    "We took a big step in building a knowledge-based economy ... and hopefully putting ourselves in a posture and position to develop new companies," said Basnight, D-Dare, adding that a vote of the people wasn't a must because the projects are so important. "If we don't have places of learning, we can't be competitive."

    The Senate budget, which spends $263 million less than the House proposal, also would set aside up to $16 million from a trust fund that receives money from the national tobacco settlement for cancer research at UNC Hospitals, with that amount rising to $50 million in mid-2009.

    "That may be the prize of the budget," Basnight said.

    Absent from the Senate budget is $100 million in one-time money the House included for the state's 100 counties to help pay their share of Medicaid costs. The Senate, which is working on a long-term solution to the $500 million-plus counties must pay annually, set aside nothing.

  • Naughty Monkey May 30, 2007

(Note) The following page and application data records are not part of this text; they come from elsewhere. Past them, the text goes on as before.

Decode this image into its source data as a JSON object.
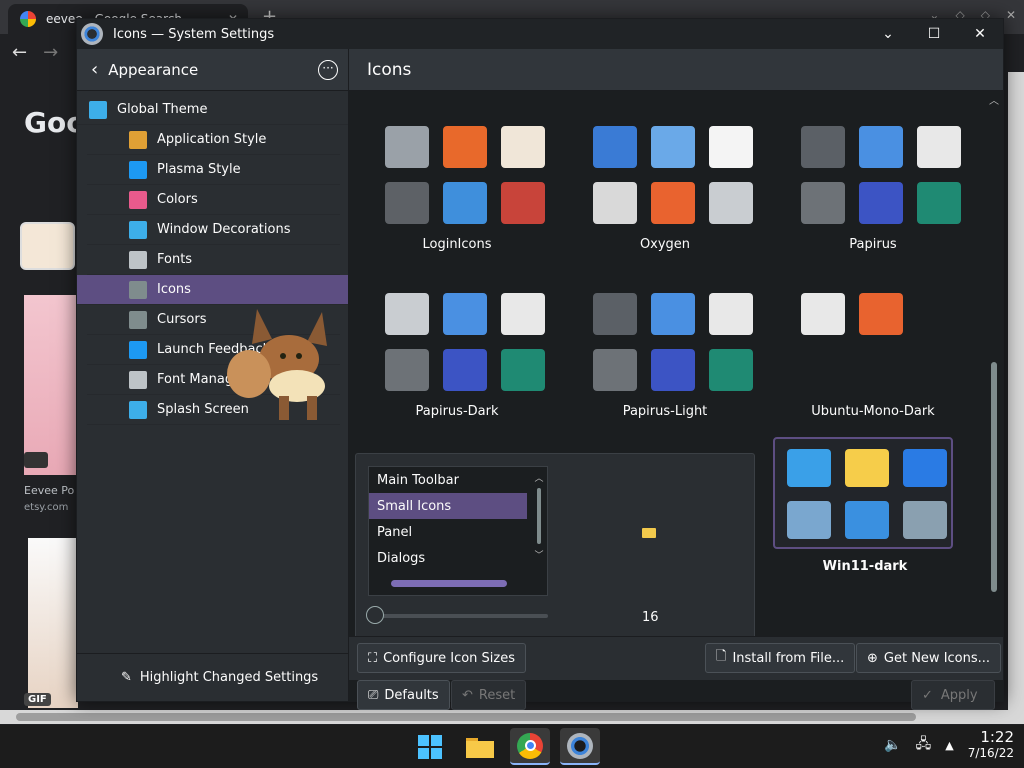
{
  "browser": {
    "tab_title": "eevee - Google Search",
    "logo_text": "Goo",
    "caption1": "Eevee Po",
    "caption2": "etsy.com",
    "gif_badge": "GIF"
  },
  "window": {
    "title": "Icons — System Settings"
  },
  "sidebar": {
    "header": "Appearance",
    "items": [
      {
        "label": "Global Theme",
        "color": "#3daee9"
      },
      {
        "label": "Application Style",
        "color": "#e0a035"
      },
      {
        "label": "Plasma Style",
        "color": "#1d99f3"
      },
      {
        "label": "Colors",
        "color": "#e85a8c"
      },
      {
        "label": "Window Decorations",
        "color": "#3daee9"
      },
      {
        "label": "Fonts",
        "color": "#bdc3c7"
      },
      {
        "label": "Icons",
        "color": "#7f8c8d"
      },
      {
        "label": "Cursors",
        "color": "#7f8c8d"
      },
      {
        "label": "Launch Feedback",
        "color": "#1d99f3"
      },
      {
        "label": "Font Managem",
        "color": "#bdc3c7"
      },
      {
        "label": "Splash Screen",
        "color": "#3daee9"
      }
    ],
    "footer": "Highlight Changed Settings"
  },
  "main": {
    "title": "Icons",
    "themes": [
      {
        "name": "LoginIcons"
      },
      {
        "name": "Oxygen"
      },
      {
        "name": "Papirus"
      },
      {
        "name": "Papirus-Dark"
      },
      {
        "name": "Papirus-Light"
      },
      {
        "name": "Ubuntu-Mono-Dark"
      },
      {
        "name": "Win11-dark"
      }
    ]
  },
  "popup": {
    "list": [
      "Main Toolbar",
      "Small Icons",
      "Panel",
      "Dialogs"
    ],
    "selected": "Small Icons",
    "size_value": "16"
  },
  "buttons": {
    "configure": "Configure Icon Sizes",
    "install": "Install from File...",
    "get_new": "Get New Icons...",
    "defaults": "Defaults",
    "reset": "Reset",
    "apply": "Apply"
  },
  "taskbar": {
    "time": "1:22",
    "date": "7/16/22"
  }
}
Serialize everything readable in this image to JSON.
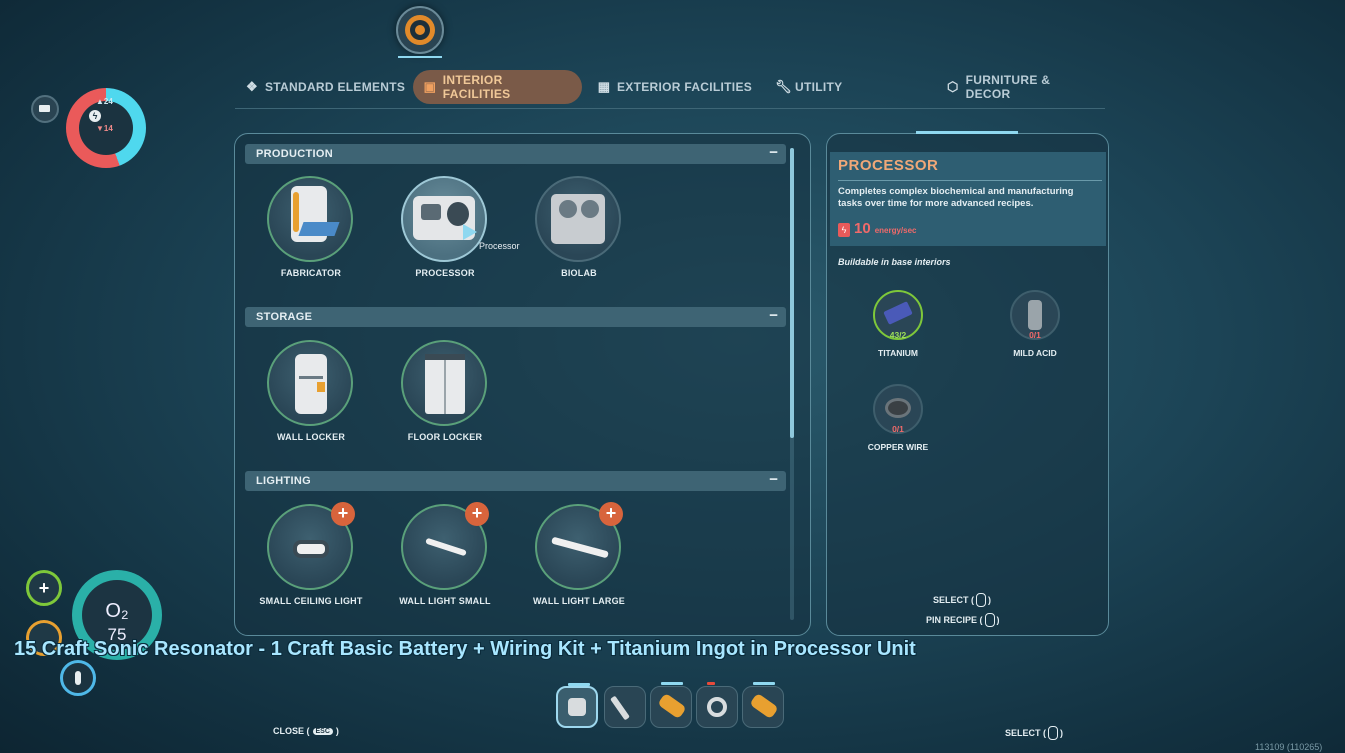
{
  "tabs": [
    {
      "label": "STANDARD ELEMENTS",
      "icon": "cube-cluster-icon",
      "active": false
    },
    {
      "label": "INTERIOR FACILITIES",
      "icon": "machine-icon",
      "active": true
    },
    {
      "label": "EXTERIOR FACILITIES",
      "icon": "structure-icon",
      "active": false
    },
    {
      "label": "UTILITY",
      "icon": "wrench-icon",
      "active": false
    },
    {
      "label": "FURNITURE & DECOR",
      "icon": "hexagon-cube-icon",
      "active": false
    }
  ],
  "status": {
    "energy_up": "24",
    "energy_down": "14",
    "oxygen_label": "O₂",
    "oxygen_value": "75",
    "health_symbol": "+"
  },
  "sections": [
    {
      "title": "PRODUCTION",
      "collapse": "−",
      "items": [
        {
          "label": "FABRICATOR",
          "icon": "fabricator-icon"
        },
        {
          "label": "PROCESSOR",
          "icon": "processor-icon",
          "selected": true
        },
        {
          "label": "BIOLAB",
          "icon": "biolab-icon"
        }
      ]
    },
    {
      "title": "STORAGE",
      "collapse": "−",
      "items": [
        {
          "label": "WALL LOCKER",
          "icon": "wall-locker-icon"
        },
        {
          "label": "FLOOR LOCKER",
          "icon": "floor-locker-icon"
        }
      ]
    },
    {
      "title": "LIGHTING",
      "collapse": "−",
      "items": [
        {
          "label": "SMALL CEILING LIGHT",
          "icon": "ceiling-light-icon",
          "new": "+"
        },
        {
          "label": "WALL LIGHT SMALL",
          "icon": "wall-light-small-icon",
          "new": "+"
        },
        {
          "label": "WALL LIGHT LARGE",
          "icon": "wall-light-large-icon",
          "new": "+"
        }
      ]
    }
  ],
  "tooltip": "Processor",
  "details": {
    "title": "PROCESSOR",
    "description": "Completes complex biochemical and manufacturing tasks over time for more advanced recipes.",
    "energy_value": "10",
    "energy_unit": "energy/sec",
    "buildable": "Buildable in base interiors",
    "ingredients": [
      {
        "name": "TITANIUM",
        "count": "43/2",
        "sufficient": true,
        "icon": "titanium-icon"
      },
      {
        "name": "MILD ACID",
        "count": "0/1",
        "sufficient": false,
        "icon": "mild-acid-icon"
      },
      {
        "name": "COPPER WIRE",
        "count": "0/1",
        "sufficient": false,
        "icon": "copper-wire-icon"
      }
    ],
    "select_hint": "SELECT (",
    "pin_hint": "PIN RECIPE (",
    "hint_close": ")"
  },
  "subtitle": "15 Craft Sonic Resonator - 1 Craft Basic Battery + Wiring Kit + Titanium Ingot in Processor Unit",
  "bottom": {
    "close_label": "CLOSE (",
    "close_key": "ESC",
    "select_label": "SELECT (",
    "paren_close": ")",
    "version": "113109 (110265)"
  },
  "hotbar": [
    "scanner-icon",
    "repair-tool-icon",
    "battery-icon",
    "grapple-icon",
    "battery-icon"
  ],
  "colors": {
    "accent": "#f0a878",
    "ok": "#7ec83a",
    "bad": "#f06a6a",
    "highlight": "#8fd8f0"
  }
}
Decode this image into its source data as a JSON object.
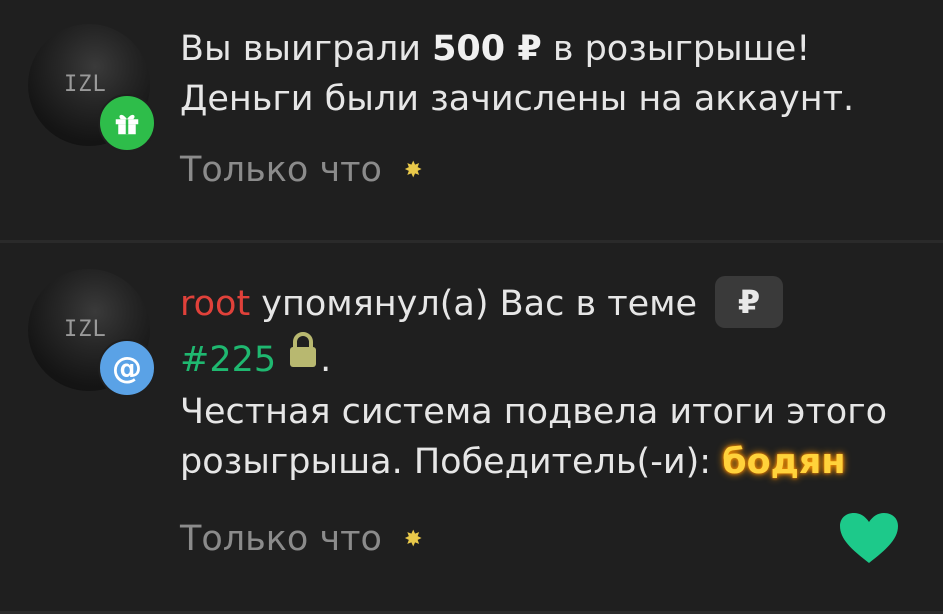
{
  "notifications": [
    {
      "line1_pre": "Вы выиграли ",
      "amount": "500 ₽",
      "line1_post": " в розыгрыше!",
      "line2": "Деньги были зачислены на аккаунт.",
      "time": "Только что"
    },
    {
      "username": "root",
      "action": " упомянул(а) Вас в теме",
      "topic_chip": "₽",
      "topic": "#225",
      "after_topic": ".",
      "body": "Честная система подвела итоги этого розыгрыша. Победитель(-и): ",
      "winner": "бодян",
      "time": "Только что"
    }
  ],
  "colors": {
    "background": "#1f1f1f",
    "username": "#e0413a",
    "topic": "#1fb870",
    "winner": "#ffd23b",
    "heart": "#1dc98a",
    "gift_badge": "#2ebd4a",
    "mention_badge": "#5aa2e6"
  },
  "icons": [
    "gift-icon",
    "at-sign-icon",
    "lock-icon",
    "heart-icon",
    "sparkle-icon"
  ]
}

    "This is the very first one that I didn't reject out of hand. There are some good things in there, but there are some things in there that I've got a lot of concern about," said Senate Republican Leader Phil Berger, R-Rockingham.

    One concern is the proposal to incur more than $1.2 billion in debt to pay for about 30 university, prison and other government construction projects.

    The debt would be issued without the approval of voters in a statewide referendum. Fiscal conservatives already were upset by the about $450 million in such debt proposed in the House budget.

    Some of the additional debt goes to university research programs - such as a nanotechnology graduate school in Greensboro and energy infrastructure center in Charlotte - and will help North Carolina compete globally for high-tech jobs, Senate leader Marc Basnight said.

  • Naughty Monkey May 30, 2007

    coffers next year to pay for education and health care needs. Easley's budget proposal also retained the taxes.

    "We want those to sunset," said Sen. Kay Hagan, D-Guilford, one of the Senate's chief budget-writers. Senate leaders hoped to hold the first of two required budget votes Wednesday after three committees signed off on the budget by Tuesday evening.

    The Senate wants the sales tax most consumers pay to fall from 6.75 percent to 6.5 percent and the top income tax rate from 8 percent to 7.75 percent. An amendment approved also makes permanent a 29.9 cent-per-gallon cap on the state gasoline tax set to expire next month.

    The tax news pleased Senate Republicans, who didn't dismiss the Democrats' budget immediately for a change.

  • Naughty Monkey May 30, 2007

    Hey KATMAMA, here is what they had on WRAL earlier, but took it off.
    NC Senate Budget Ends Taxes, Borrows More Than House Plan
    Associated Press Writer

    Posted: May. 29, 2007
    Updated: May. 29 7:28 p.m.

    RALEIGH, N.C. — Senate Democrats want to tax less and borrow more than the House in a $20 billion spending plan for next year unveiled Tuesday that also uses some of North Carolina's national tobacco settlement to created a dedicated cancer research fund.

    In what's likely to be a sticking point in final budget negotiations with the House and Gov. Mike Easley for the new fiscal year starting July 1, the Senate plan lets expire two "temporary" taxes first agreed to in 2001, but extended twice since. A portion was removed last year.

    The House's two-year budget approved earlier this month keeps a quarter-penny on the sales tax and a higher income tax bracket for the state's top wage-earners for another two years. Those moves add about $300 million to the government